“The behavioral intervention was intensive, comprehensive, and high-quality,” says Dr. Amy Kenzer, CARD Research Manager. “These factors play a major role in the outcomes observed.”

“This project provides further proof that autism is treatable and that behavioral intervention is effective, when done properly,” says Dr. Jonathan Tarbox, CARD Director of Research and Development.

What makes this study unique is the successful partnership between the state of Arizona, CARD (a private agency), and families affected by autism.

“We want to particularly thank the incredible families we worked with,” says Dr. Doreen Granpeesheh. “One of the most important factors that impact the effectiveness of treatment is the involvement and dedication of a child’s parents and we could not ask for better parents than we have the privilege of working with in Arizona.”

The program is now a model for the implementation of effective, comprehensive, intensive behavioral intervention for children with autism.

For questions regarding this study, contact Dr. Jonathan Tarbox at

For more information about the CARD curriculum, visit: and

About the Center for Autism and Related Disorders, Inc.:

The Center for Autism and Related Disorders, Inc. (CARD) is the world's largest and most experienced organizations effectively treating children with autism and related disorders.
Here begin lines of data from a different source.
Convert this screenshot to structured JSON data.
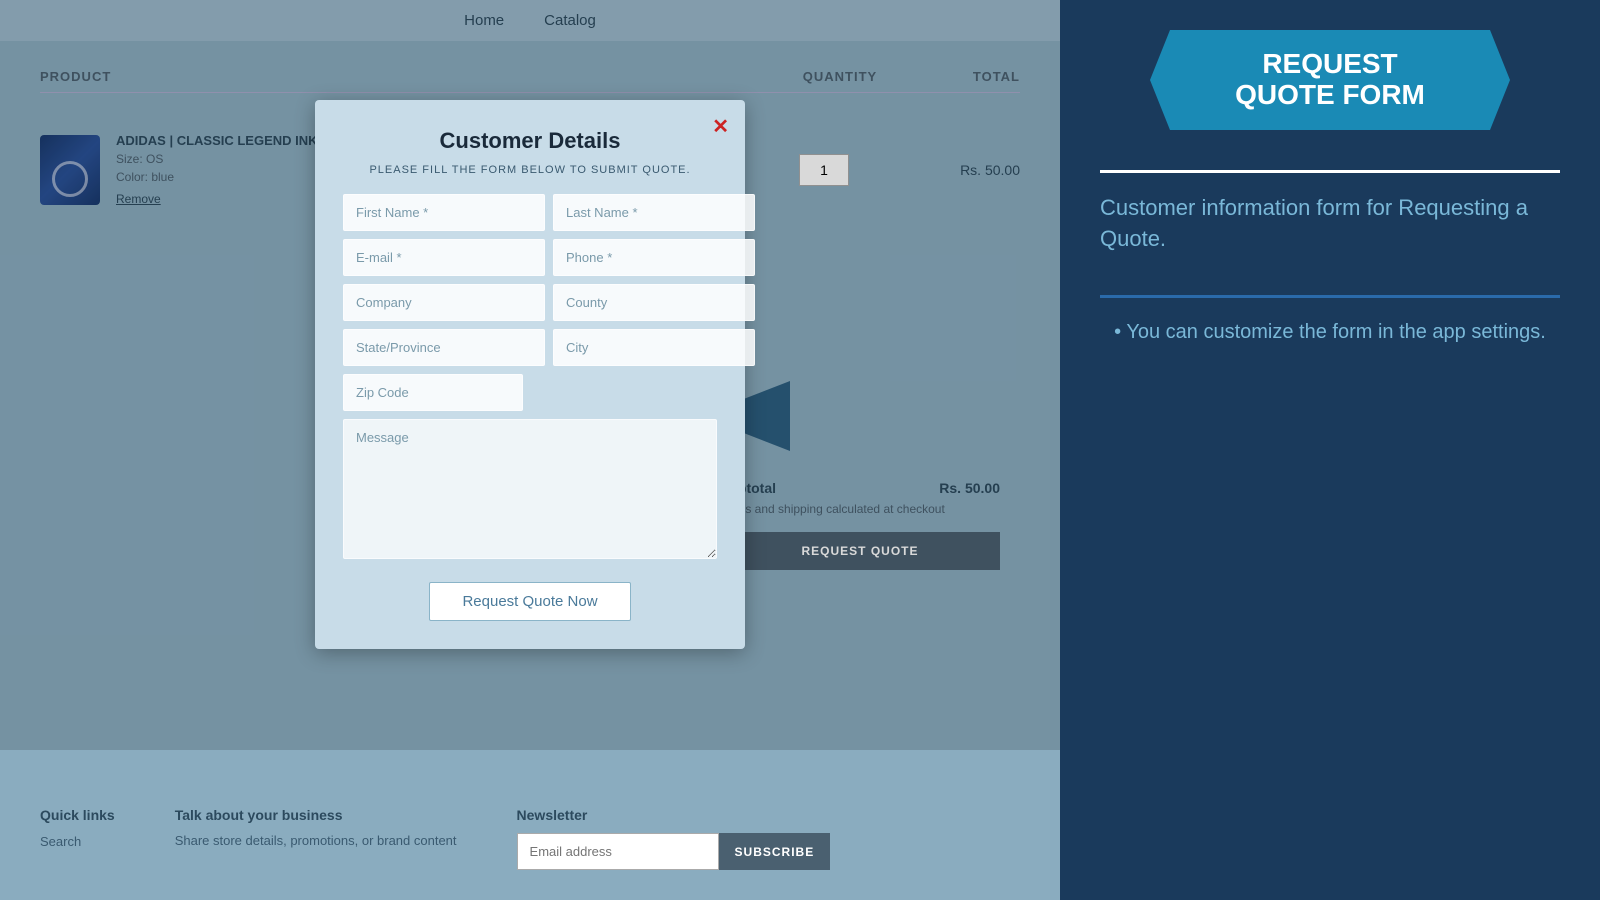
{
  "nav": {
    "items": [
      {
        "label": "Home"
      },
      {
        "label": "Catalog"
      }
    ]
  },
  "table": {
    "col_product": "PRODUCT",
    "col_quantity": "QUANTITY",
    "col_total": "TOTAL"
  },
  "product": {
    "name": "ADIDAS | CLASSIC LEGEND INK MULT",
    "size": "Size: OS",
    "color": "Color: blue",
    "remove_label": "Remove",
    "quantity": "1",
    "price": "Rs. 50.00"
  },
  "subtotal": {
    "label": "Subtotal",
    "amount": "Rs. 50.00",
    "tax_note": "Taxes and shipping calculated at checkout"
  },
  "request_quote_btn": "REQUEST QUOTE",
  "footer": {
    "quick_links": {
      "title": "Quick links",
      "search": "Search"
    },
    "business": {
      "title": "Talk about your business",
      "desc": "Share store details, promotions, or brand content"
    },
    "newsletter": {
      "title": "Newsletter",
      "placeholder": "Email address",
      "subscribe_btn": "SUBSCRIBE"
    }
  },
  "sidebar": {
    "banner_line1": "REQUEST",
    "banner_line2": "QUOTE FORM",
    "description": "Customer information form for Requesting a Quote.",
    "tip": "• You can customize the form in the app settings."
  },
  "modal": {
    "title": "Customer Details",
    "subtitle": "PLEASE FILL THE FORM BELOW TO SUBMIT QUOTE.",
    "close_label": "✕",
    "fields": {
      "first_name": "First Name *",
      "last_name": "Last Name *",
      "email": "E-mail *",
      "phone": "Phone *",
      "company": "Company",
      "county": "County",
      "state_province": "State/Province",
      "city": "City",
      "zip_code": "Zip Code",
      "message": "Message"
    },
    "submit_btn": "Request Quote Now"
  }
}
Following the principles of Applied Behavior Analysis, a behavioral treatment approach that has been thoroughly and empirically validated by the scientific community, CARD develops individualized treatment plans that focus on teaching vital skills.

CARD’s extensive curriculum consists of programs to teach language and communication, social skills, self-help skills, fine and gross motor skills, play skills, social cognitive skills and executive functioning skills. Programming in each of these areas follows a hierarchical advancement that utilizes combinations of errorless teaching, discrete trial training, fluency and natural environment training. The CARD program supports biomedical interventions for autism and promotes the use of these interventions to stabilize the child’s medical condition prior to and during behavioral intervention. CARD is committed to science as the most objective and reliable approach to evaluating treatment for autism. CARD’s mission is to conduct empirical research on the assessment and treatment of autism and to disseminate research findings and derived technology through publication and education of professionals and the public. While the primary focus of CARD’s research is ABA-based methods of assessment and treatment, CARD’s overall approach to research includes any topic which may hold promise for producing information that could improve the lives of individuals with autism.

CARD provides both regional and remote services around the globe through its 20 satellite sites in Arizona, Australia, California (12), Illinois, New York (2), New Zealand, Texas, Virginia, and its affiliate sites in the United Arab Emirates and South Africa. With a mission to increase access to the most effective treatments, CARD has developed strong working relationships with parent organizations, schools, government agencies all over the world and across six continents. CARD was founded by Executive Director Doreen Granpeesheh, PhD, BCBA-D, in 1990.

For more information about the Center for Autism and Related Disorders, visit:


New Study Suggests Kids Can ‘Recover’ From Autism

By Lisa Sigell, CBS/LA Reporter

A new study by the Center for Autism and Related Disorders (CARD) suggests that kids who have autism can recover with the help of intensive behavioral therapy over a three-year period.

The report was released today by the Phoenix-based group’s founder and executive director, Dr. Doreen Granpeesheh.

Fourteen children were tested, given 25 hours or more per week of one-on-one teaching and therapy by trained professionals.

CARD says many of the children made “substantial” gains in cognitive and adaptive functioning as well as language sills. Most of the children, says the study, also made significant improvements in executive functioning.

For more information about CARD and the study, click here: